  35. Reflect on any patterns of self-sabotage that may be related to your social anxiety.

By utilizing shadow work prompts for social anxiety, you will be able to reflect on the root cause of your social anxiety and develop effective strategies to manage it.

These exercises can also help bring awareness to societal expectations’ impact on your self-image, confidence, and overall well-being.

The Importance of Grounding Yourself After Shadow Work

Shadow Work Prompts for Social AnxietyIt is essential to practice grounding and self-care after shadow work. It can be emotionally and mentally draining, so it is vital to take the time for yourself to center your thoughts and recharge your energy.

Grounding activities such as yoga, meditation, journaling, or walking can help you reconnect with yourself and restore balance in your body.

It is also important to remember that shadow work is a journey and that it takes time to uncover the root cause of your social anxiety.

Be patient and trust in the process, as this work will help you gain insight, understanding, and freedom from your social fear.

How Shadow Work Helped Jane

I have a short story for you. Perhaps it will help. I am hoping you might see some similarities and be encouraged to take your own step forward.

Meet Jane, a 25-year-old woman who has struggled with social anxiety for as long as she can remember. For Jane, social anxiety manifested in various ways: she avoided social situations, was afraid of speaking in public, and felt excessively nervous in one-on-one interactions. She wanted to change but didn’t know how.

Jane sought help from a therapist, who helped her understand the origins of her social anxiety better. Through therapy, Jane realized that her social anxiety was rooted in past experiences, such as being bullied in school and feeling rejected by her peers.

She also learned that her negative thoughts and beliefs about herself, such as “I’m not good enough” and “I’ll be rejected if I speak up,” contributed to her social anxiety.

Jane’s therapist helped her to identify the fears associated with her social anxiety, such as the fear of judgment, rejection, and embarrassment.

She taught her how to challenge and replace these fears with more positive and empowering beliefs about herself.

Additionally, her therapist helped her to practice self-compassion and self-care, which enabled her to cope with the effects of social anxiety on her mental and emotional well-being.

Jane began to put into practice the things she learned in therapy and started to see a change. She began to set boundaries with herself and others, engaged in activities that brought her joy and sought support from friends, family, and her therapist.

She also started to practice mindfulness, which helped her to stay present in the moment and reduced anxious thoughts.

With time, Jane’s social anxiety began to lessen. She started to feel more confident in social situations and decreased her fear of speaking in public. She also started forming deeper connections with others and found that her relationships improved.

It’s important to note that while therapy was helpful for Jane, everyone’s experience with social anxiety is unique, and what works for one person may not work for another. It’s essential to seek professional help and to be patient and kind to yourself as you work through this process.

In addition to these prompts, individuals need to practice self-compassion and self-care.

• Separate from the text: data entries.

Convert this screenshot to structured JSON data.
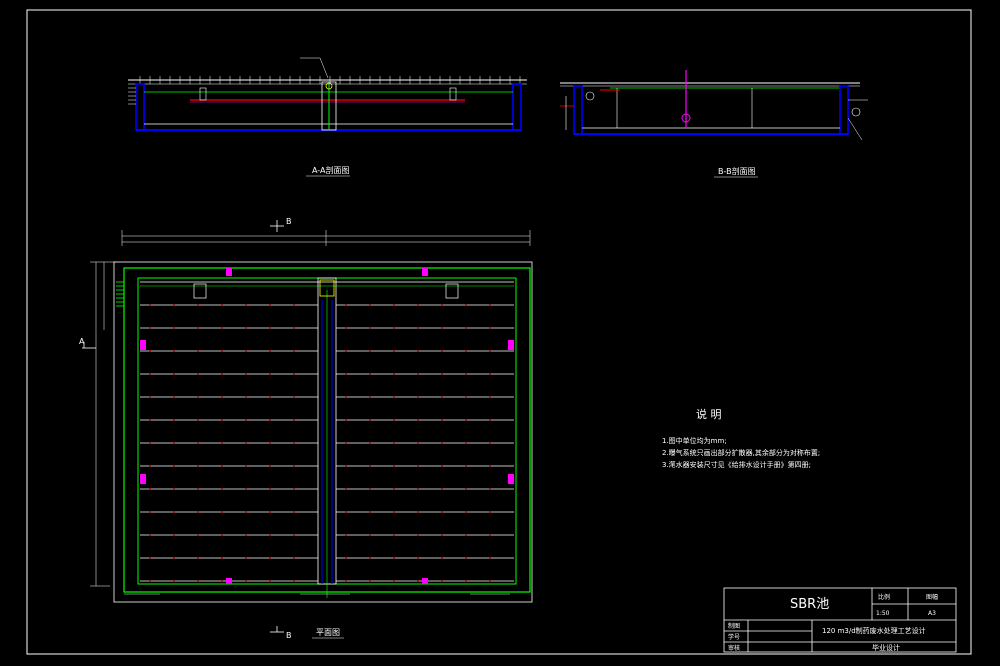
{
  "section_aa_title": "A-A剖面图",
  "section_bb_title": "B-B剖面图",
  "plan_title": "平面图",
  "section_mark_a": "A",
  "section_mark_b": "B",
  "notes": {
    "heading": "说   明",
    "items": [
      "1.图中单位均为mm;",
      "2.曝气系统只画出部分扩散器,其余部分为对称布置;",
      "3.滗水器安装尺寸见《给排水设计手册》第四册;"
    ]
  },
  "title_block": {
    "drawing_name": "SBR池",
    "scale_label": "比例",
    "scale_value": "1:50",
    "sheet_label": "图幅",
    "sheet_value": "A3",
    "project": "120 m3/d制药废水处理工艺设计",
    "drawn_label": "制图",
    "id_label": "学号",
    "review_label": "审核",
    "footer": "毕业设计"
  },
  "colors": {
    "outline": "#00ff00",
    "wall": "#0000ff",
    "pipe_red": "#ff0000",
    "magenta": "#ff00ff",
    "yellow": "#ffff00",
    "cyan": "#00ffff",
    "line": "#ffffff"
  }
}
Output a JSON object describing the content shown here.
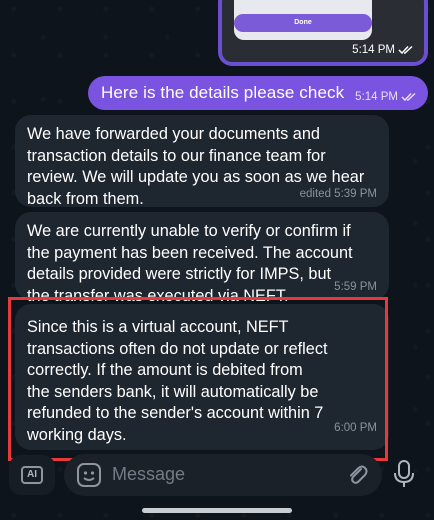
{
  "image_message": {
    "button_label": "Done",
    "time": "5:14 PM"
  },
  "outgoing_message": {
    "text": "Here is the details please check",
    "time": "5:14 PM"
  },
  "incoming_messages": [
    {
      "lines": [
        "We have forwarded your documents and",
        "transaction details to our finance team for",
        "review. We will update you as soon as we hear",
        "back from them."
      ],
      "time": "edited 5:39 PM"
    },
    {
      "lines": [
        "We are currently unable to verify or confirm if",
        "the payment has been received. The account",
        "details provided were strictly for IMPS, but",
        "the transfer was executed via NEFT."
      ],
      "time": "5:59 PM"
    },
    {
      "lines": [
        "Since this is a virtual account, NEFT",
        "transactions often do not update or reflect",
        "correctly. If the amount is debited from",
        "the senders bank, it will automatically be",
        "refunded to the sender's account within 7",
        "working days."
      ],
      "time": "6:00 PM"
    }
  ],
  "input_bar": {
    "ai_label": "AI",
    "placeholder": "Message",
    "icons": [
      "ai-icon",
      "sticker-icon",
      "paperclip-icon",
      "microphone-icon"
    ]
  },
  "colors": {
    "outgoing_bubble": "#7a54e0",
    "incoming_bubble": "#1e2630",
    "highlight": "#e8383a"
  }
}
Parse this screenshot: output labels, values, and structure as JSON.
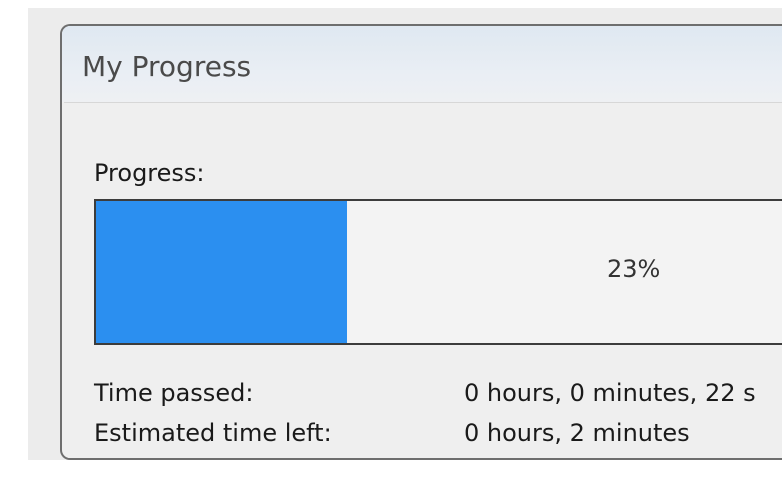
{
  "window": {
    "title": "My Progress"
  },
  "progress": {
    "label": "Progress:",
    "percent": 23,
    "percent_text": "23%",
    "fill_color": "#2b8ff0"
  },
  "info": {
    "time_passed_label": "Time passed:",
    "time_passed_value": "0 hours, 0 minutes, 22 s",
    "time_left_label": "Estimated time left:",
    "time_left_value": "0 hours, 2 minutes"
  }
}
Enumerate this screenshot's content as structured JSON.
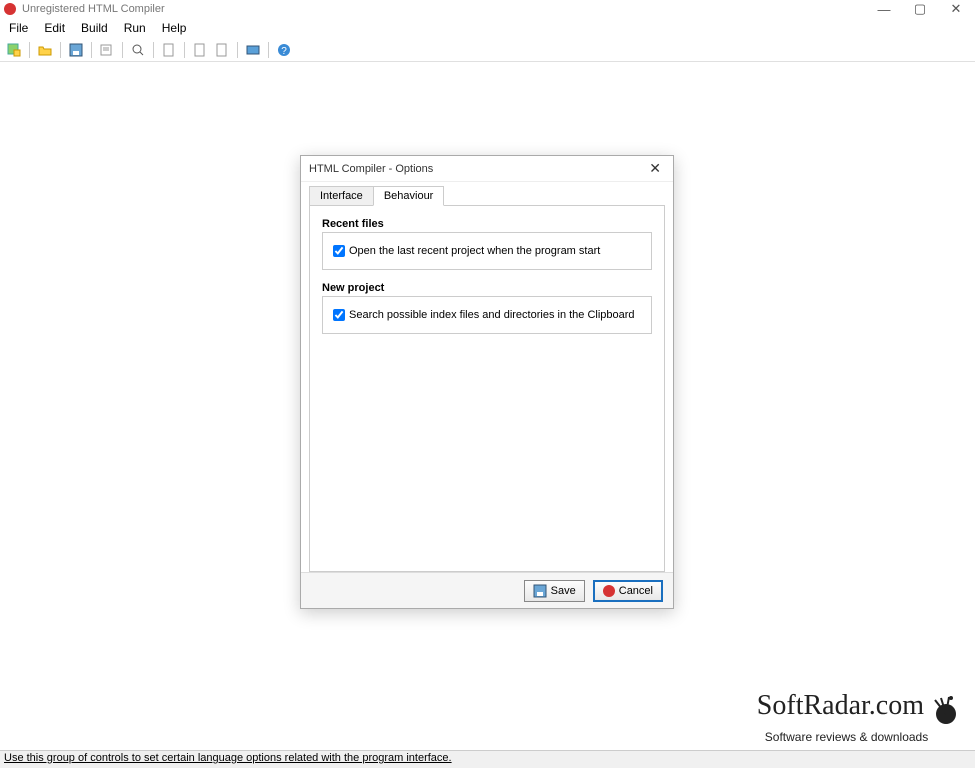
{
  "window": {
    "title": "Unregistered HTML Compiler"
  },
  "menu": {
    "file": "File",
    "edit": "Edit",
    "build": "Build",
    "run": "Run",
    "help": "Help"
  },
  "statusbar": {
    "text": "Use this group of controls to set certain language options related with the program interface."
  },
  "watermark": {
    "main": "SoftRadar.com",
    "sub": "Software reviews & downloads"
  },
  "dialog": {
    "title": "HTML Compiler - Options",
    "tabs": {
      "interface": "Interface",
      "behaviour": "Behaviour"
    },
    "group1": {
      "legend": "Recent files",
      "check1_label": "Open the last recent project when the program start",
      "check1_checked": true
    },
    "group2": {
      "legend": "New project",
      "check1_label": "Search possible index files and directories in the Clipboard",
      "check1_checked": true
    },
    "buttons": {
      "save": "Save",
      "cancel": "Cancel"
    }
  }
}
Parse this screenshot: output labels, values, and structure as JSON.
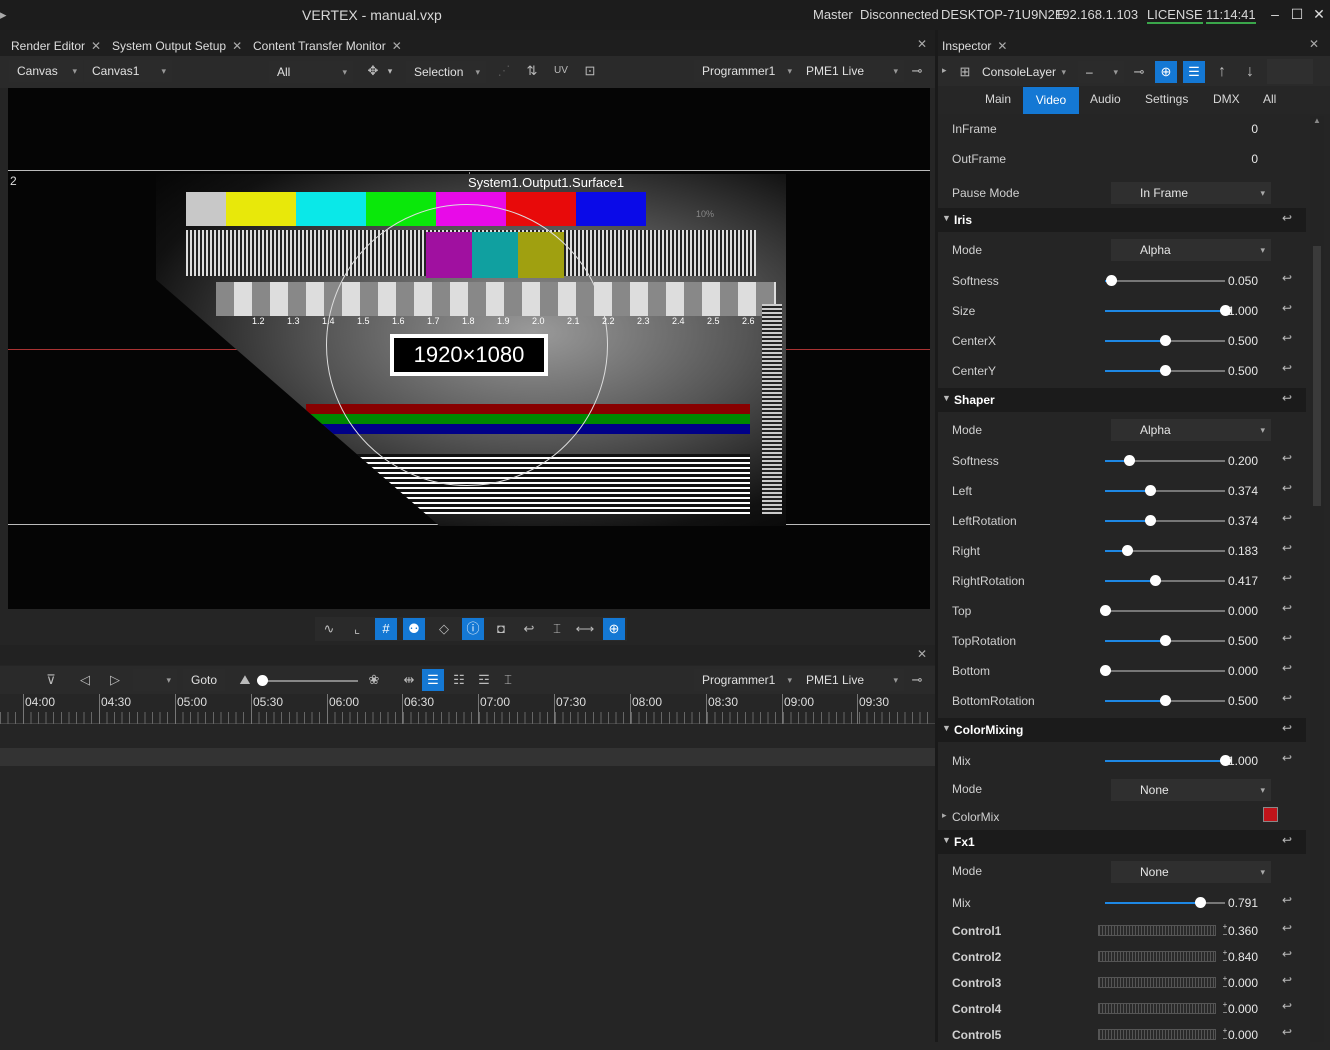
{
  "titlebar": {
    "title": "VERTEX - manual.vxp",
    "mode": "Master",
    "status": "Disconnected",
    "host": "DESKTOP-71U9N2E",
    "ip": "192.168.1.103",
    "license": "LICENSE",
    "time": "11:14:41"
  },
  "left_tabs": [
    "Render Editor",
    "System Output Setup",
    "Content Transfer Monitor"
  ],
  "inspector_tab": "Inspector",
  "toolbar": {
    "canvas_label": "Canvas",
    "canvas_value": "Canvas1",
    "filter": "All",
    "selection": "Selection",
    "programmer": "Programmer1",
    "pme": "PME1 Live"
  },
  "viewport": {
    "surface_label": "System1.Output1.Surface1",
    "resolution": "1920×1080",
    "corner_label": "2",
    "scale_ticks": [
      "1.2",
      "1.3",
      "1.4",
      "1.5",
      "1.6",
      "1.7",
      "1.8",
      "1.9",
      "2.0",
      "2.1",
      "2.2",
      "2.3",
      "2.4",
      "2.5",
      "2.6"
    ],
    "marker": "10%"
  },
  "timeline": {
    "goto": "Goto",
    "programmer": "Programmer1",
    "pme": "PME1 Live",
    "times": [
      "04:00",
      "04:30",
      "05:00",
      "05:30",
      "06:00",
      "06:30",
      "07:00",
      "07:30",
      "08:00",
      "08:30",
      "09:00",
      "09:30"
    ]
  },
  "inspector": {
    "layer": "ConsoleLayer",
    "layer_extra": "–",
    "tabs": [
      "Main",
      "Video",
      "Audio",
      "Settings",
      "DMX",
      "All"
    ],
    "active_tab": "Video",
    "inframe": {
      "label": "InFrame",
      "value": "0"
    },
    "outframe": {
      "label": "OutFrame",
      "value": "0"
    },
    "pause": {
      "label": "Pause Mode",
      "value": "In Frame"
    },
    "iris": {
      "title": "Iris",
      "mode_label": "Mode",
      "mode": "Alpha",
      "sliders": [
        {
          "label": "Softness",
          "value": "0.050",
          "frac": 0.05
        },
        {
          "label": "Size",
          "value": "1.000",
          "frac": 1.0
        },
        {
          "label": "CenterX",
          "value": "0.500",
          "frac": 0.5
        },
        {
          "label": "CenterY",
          "value": "0.500",
          "frac": 0.5
        }
      ]
    },
    "shaper": {
      "title": "Shaper",
      "mode_label": "Mode",
      "mode": "Alpha",
      "sliders": [
        {
          "label": "Softness",
          "value": "0.200",
          "frac": 0.2
        },
        {
          "label": "Left",
          "value": "0.374",
          "frac": 0.374
        },
        {
          "label": "LeftRotation",
          "value": "0.374",
          "frac": 0.374
        },
        {
          "label": "Right",
          "value": "0.183",
          "frac": 0.183
        },
        {
          "label": "RightRotation",
          "value": "0.417",
          "frac": 0.417
        },
        {
          "label": "Top",
          "value": "0.000",
          "frac": 0.0
        },
        {
          "label": "TopRotation",
          "value": "0.500",
          "frac": 0.5
        },
        {
          "label": "Bottom",
          "value": "0.000",
          "frac": 0.0
        },
        {
          "label": "BottomRotation",
          "value": "0.500",
          "frac": 0.5
        }
      ]
    },
    "colormixing": {
      "title": "ColorMixing",
      "mix_label": "Mix",
      "mix": "1.000",
      "mix_frac": 1.0,
      "mode_label": "Mode",
      "mode": "None",
      "colormix_label": "ColorMix",
      "colormix_color": "#c0141a"
    },
    "fx1": {
      "title": "Fx1",
      "mode_label": "Mode",
      "mode": "None",
      "mix_label": "Mix",
      "mix": "0.791",
      "mix_frac": 0.791,
      "controls": [
        {
          "label": "Control1",
          "value": "0.360"
        },
        {
          "label": "Control2",
          "value": "0.840"
        },
        {
          "label": "Control3",
          "value": "0.000"
        },
        {
          "label": "Control4",
          "value": "0.000"
        },
        {
          "label": "Control5",
          "value": "0.000"
        }
      ]
    }
  },
  "colors": {
    "accent": "#1478d4",
    "license_underline": "#3aa64a"
  }
}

Social anxiety can take a toll on mental and emotional well-being, and it is essential to treat oneself with kindness and understanding.

This may include setting boundaries, engaging in activities that bring joy, and seeking support from friends, family, or a therapist.

Shadow work prompts can be a powerful tool for individuals struggling with social anxiety. By exploring the origins of the fear, examining self-talk and beliefs, identifying concerns, and practicing self-compassion, individuals can gain a deeper understanding of their social anxiety and learn to cope with it in a healthy and empowering way.

However, it is essential to note that while shadow work can be very beneficial, it is not a replacement for professional help. If your social anxiety is severe, consider seeking help from a therapist or counselor.

Good luck on this Shadow Work journey!